Problem three is the apprehension of others and most of venturing out in public unless or until there is a vaccine or a green light somewhere that it’s okay to go out in public.

Longer term effects are the 33 million plus people out of work who are struggling to make rent or put food on the table. Going to a Friday game against an opponent that you see 12 times in a season in an arena with 4,000 other humanoids who may or may not be infected with the virus and paying $12 for food and drink per person is likely very, very low on the priority scale.

Which leads to my next point, which is don’t expect the 2020-21 season to start on time. You are, at best, looking at a shortened season which will probably start in December 2020 or even January 2021. You have to remember that the AHL is a feeder league to the NHL and the NHL seems hell bent on restarting their paused season and having playoffs and then opening up around December of 2020. Personally I think it is silly, because, even if you get a best case scenario of a restart of a hockey season in December 2020, you are 18 months out to having a regular 76 game AHL season again which starts in 2021-22. It’s going to happen regardless because I can’t see the AHL starting on time again in October.

Hope I am wrong.

Where it leaves you as a season ticket holder with your team and tickets into the future isn’t for me to tell you. As soon as the news hit the Twitter feed Monday, I saw a number of teams light up across the AHL with questions and answers and what to do if you have invested in this lost season and into 2020-21.

The Penguins have theirs here, with what to do if you are a full season member here. There are also links if you have a 22 game plan and a 12.

Content wise, I have no idea. Season wrap? Big board? Final Power Rankings? Final update to my stats board? Hell, I have all of spring, all summer and probably all of fall to work on all that stuff if I choose.

Stay safe, stay healthy.

Where Things Stand 4/24

Man, it’s been so long since I updated that there is dust everywhere here at the blog and I damn near forgot the password to get in. Anyway, a quick update as to where things stand with the “paused” American Hockey League season.

– Teams on Twitter are talking like it’s the end of the season.
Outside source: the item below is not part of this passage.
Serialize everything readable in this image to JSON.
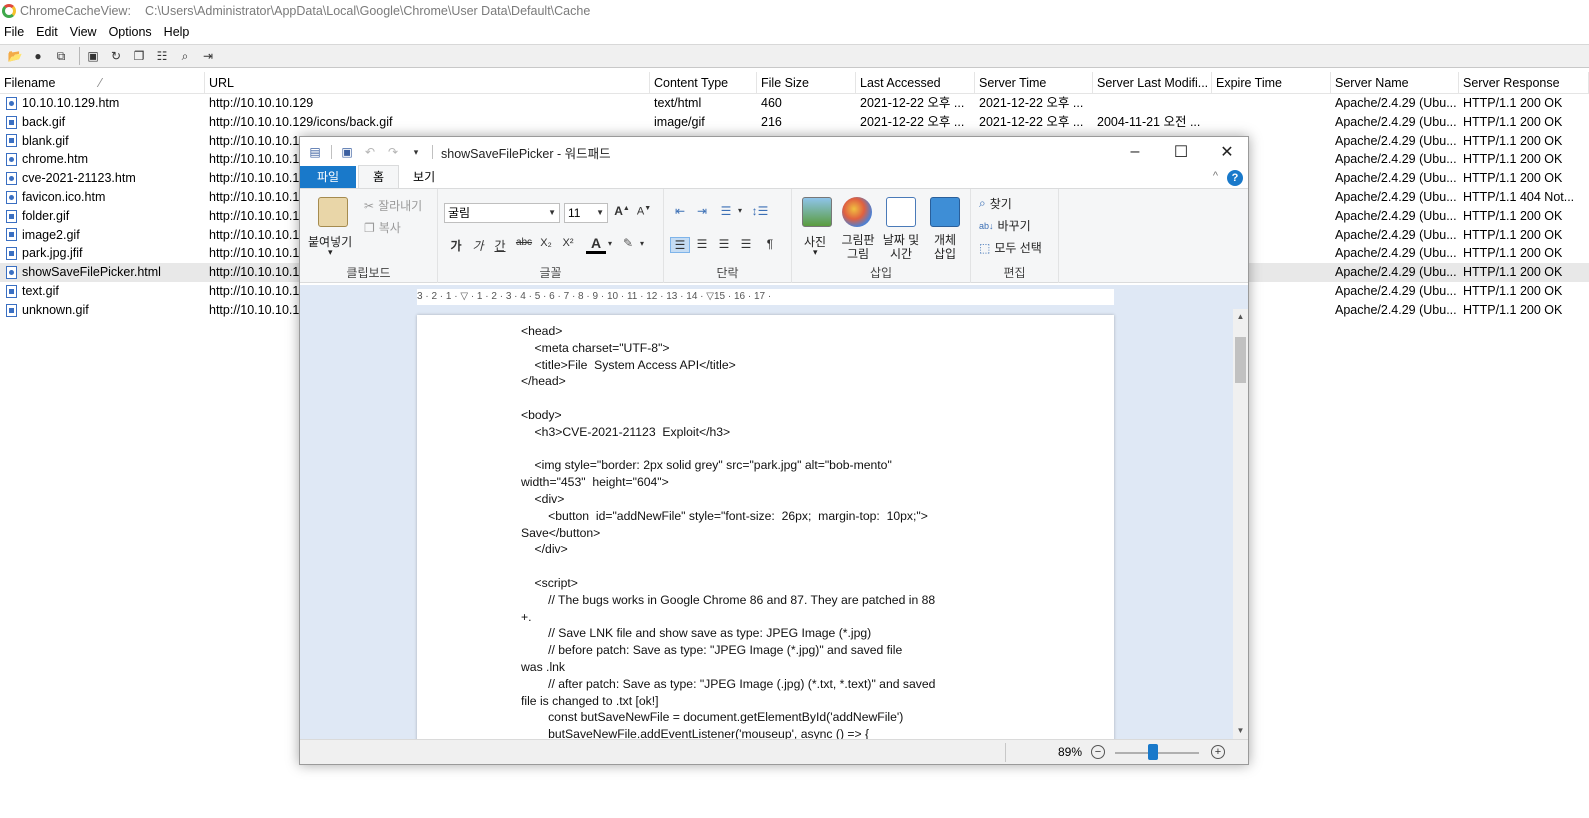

From goals of the season and silly GIFs, it certainly looks like teams are packing it in until official word.

– Did you pay for your season tickets for 2020-21 yet? I did. There hasn’t been any official word from the Penguins yet regarding any type of refunds or credits which may apply for this lost, er,, paused season or next years start.

– I don’t have anything for you on what to do with unused vouchers and the like. I know were were due another bobble head and assorted tchotchkes. My guess is when official word comes down on the fate of the season, all will be revealed.
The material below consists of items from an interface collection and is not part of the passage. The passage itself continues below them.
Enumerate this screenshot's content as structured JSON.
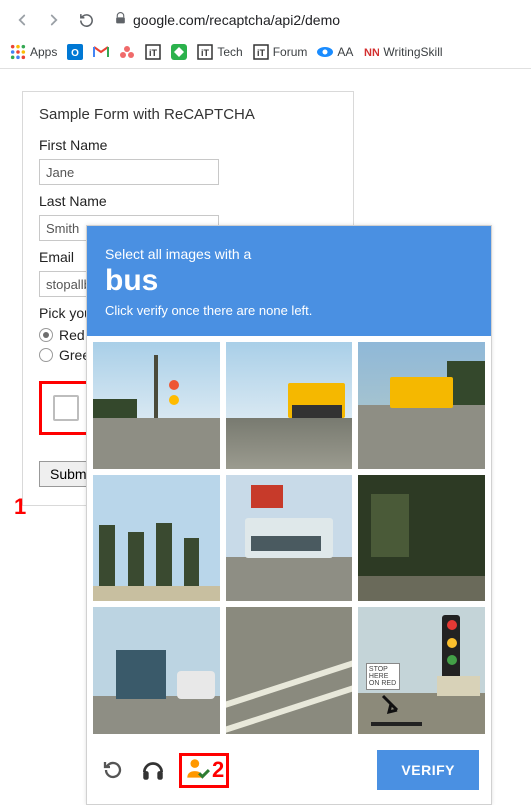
{
  "browser": {
    "url": "google.com/recaptcha/api2/demo",
    "bookmarks": [
      {
        "label": "Apps",
        "icon": "apps"
      },
      {
        "label": "",
        "icon": "outlook"
      },
      {
        "label": "",
        "icon": "gmail"
      },
      {
        "label": "",
        "icon": "asana"
      },
      {
        "label": "",
        "icon": "it"
      },
      {
        "label": "",
        "icon": "feedly"
      },
      {
        "label": "Tech",
        "icon": "it"
      },
      {
        "label": "Forum",
        "icon": "it"
      },
      {
        "label": "AA",
        "icon": "aa"
      },
      {
        "label": "WritingSkill",
        "icon": "nn"
      }
    ]
  },
  "form": {
    "title": "Sample Form with ReCAPTCHA",
    "first_name_label": "First Name",
    "first_name_value": "Jane",
    "last_name_label": "Last Name",
    "last_name_value": "Smith",
    "email_label": "Email",
    "email_value": "stopallbots@gmail.com",
    "color_label": "Pick your favorite color:",
    "option_red": "Red",
    "option_green": "Green",
    "submit_label": "Submit"
  },
  "annotations": {
    "one": "1",
    "two": "2"
  },
  "captcha": {
    "instruction_line1": "Select all images with a",
    "target": "bus",
    "instruction_line2": "Click verify once there are none left.",
    "verify_label": "VERIFY",
    "stop_sign": "STOP\nHERE ON\nRED"
  }
}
On the remainder of the season, two things came to light today. You will need sound for this first one.


That last one is paywalled, but the finer points include:

– AHL isn’t likely to restart the 19-20 season.
– They have a plan to start on time for 20-21.
– The have a plan to have a delayed start to 20-21 also.
– The whole NHL-AHL owned clubs / independent AHL teams.
– One last headache for David Andrews, who is stepping down at the end of the season. Hell of a way to go out if you ask me.
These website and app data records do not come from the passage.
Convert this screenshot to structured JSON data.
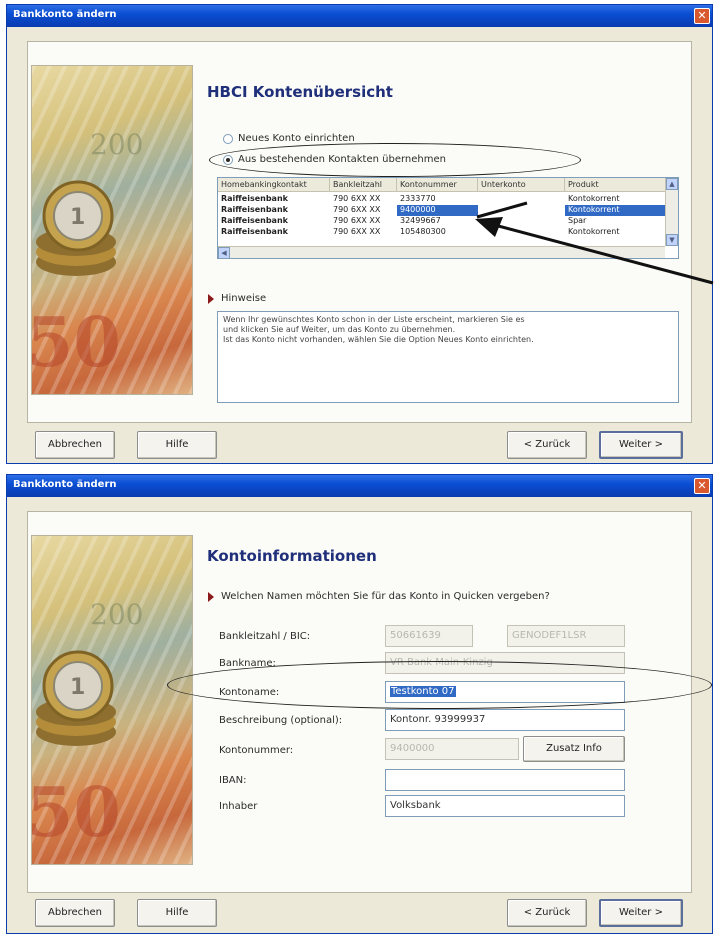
{
  "window1": {
    "title": "Bankkonto ändern",
    "heading": "HBCI Kontenübersicht",
    "radio_new": "Neues Konto einrichten",
    "radio_existing": "Aus bestehenden Kontakten übernehmen",
    "table": {
      "columns": [
        "Homebankingkontakt",
        "Bankleitzahl",
        "Kontonummer",
        "Unterkonto",
        "Produkt"
      ],
      "rows": [
        [
          "Raiffeisenbank",
          "790 6XX XX",
          "2333770",
          "",
          "Kontokorrent"
        ],
        [
          "Raiffeisenbank",
          "790 6XX XX",
          "9400000",
          "",
          "Kontokorrent"
        ],
        [
          "Raiffeisenbank",
          "790 6XX XX",
          "32499667",
          "",
          "Spar"
        ],
        [
          "Raiffeisenbank",
          "790 6XX XX",
          "105480300",
          "",
          "Kontokorrent"
        ]
      ],
      "selected_row": 1
    },
    "hints_label": "Hinweise",
    "hints_line1": "Wenn Ihr gewünschtes Konto schon in der Liste erscheint, markieren Sie es",
    "hints_line2": "und klicken Sie auf Weiter, um das Konto zu übernehmen.",
    "hints_line3": "Ist das Konto nicht vorhanden, wählen Sie die Option Neues Konto einrichten.",
    "buttons": {
      "cancel": "Abbrechen",
      "help": "Hilfe",
      "back": "< Zurück",
      "next": "Weiter >"
    }
  },
  "window2": {
    "title": "Bankkonto ändern",
    "heading": "Kontoinformationen",
    "question": "Welchen Namen möchten Sie für das Konto in Quicken vergeben?",
    "fields": {
      "blz_label": "Bankleitzahl / BIC:",
      "blz_value": "50661639",
      "bic_value": "GENODEF1LSR",
      "bankname_label": "Bankname:",
      "bankname_value": "VR Bank Main-Kinzig",
      "kontoname_label": "Kontoname:",
      "kontoname_value": "Testkonto 07",
      "beschreibung_label": "Beschreibung (optional):",
      "beschreibung_value": "Kontonr. 93999937",
      "kontonummer_label": "Kontonummer:",
      "kontonummer_value": "9400000",
      "zusatz_button": "Zusatz Info",
      "iban_label": "IBAN:",
      "iban_value": "",
      "inhaber_label": "Inhaber",
      "inhaber_value": "Volksbank"
    },
    "buttons": {
      "cancel": "Abbrechen",
      "help": "Hilfe",
      "back": "< Zurück",
      "next": "Weiter >"
    }
  },
  "icons": {
    "close": "close-icon",
    "section_marker": "triangle-right-icon",
    "scroll_up": "chevron-up-icon",
    "scroll_down": "chevron-down-icon",
    "scroll_left": "chevron-left-icon"
  },
  "colors": {
    "title_bar": "#0a4ed3",
    "heading": "#1f2f7a",
    "selection": "#316ac5",
    "section_marker": "#8b1a1a"
  }
}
They, unlike their NHL counterpart, can’t play games in front of no one because they don’t have a TV contract. So I wouldn’t worry at least in this far term about AHL games being played behind closed doors next year. It isn’t financially feasible for some of, if not all of the teams.

What it means for you the ticket payer to the men and women in the front offices of the AHL team you support is anyones guess. I would like to think that some of the ticketing offices are pressuring the front offices asking what is going on so they can have some type of plan in place for 2020-21.

The AHL Board of Governors is set to have a call at some point in the near future and I would expect that the 19-20 AHL season will be called off officially. When that happens, look for that official word here.

Oh, out the door, the Penguins re-signed Chase Berger for next season, whenever the hell that is going to be.

Stay safe.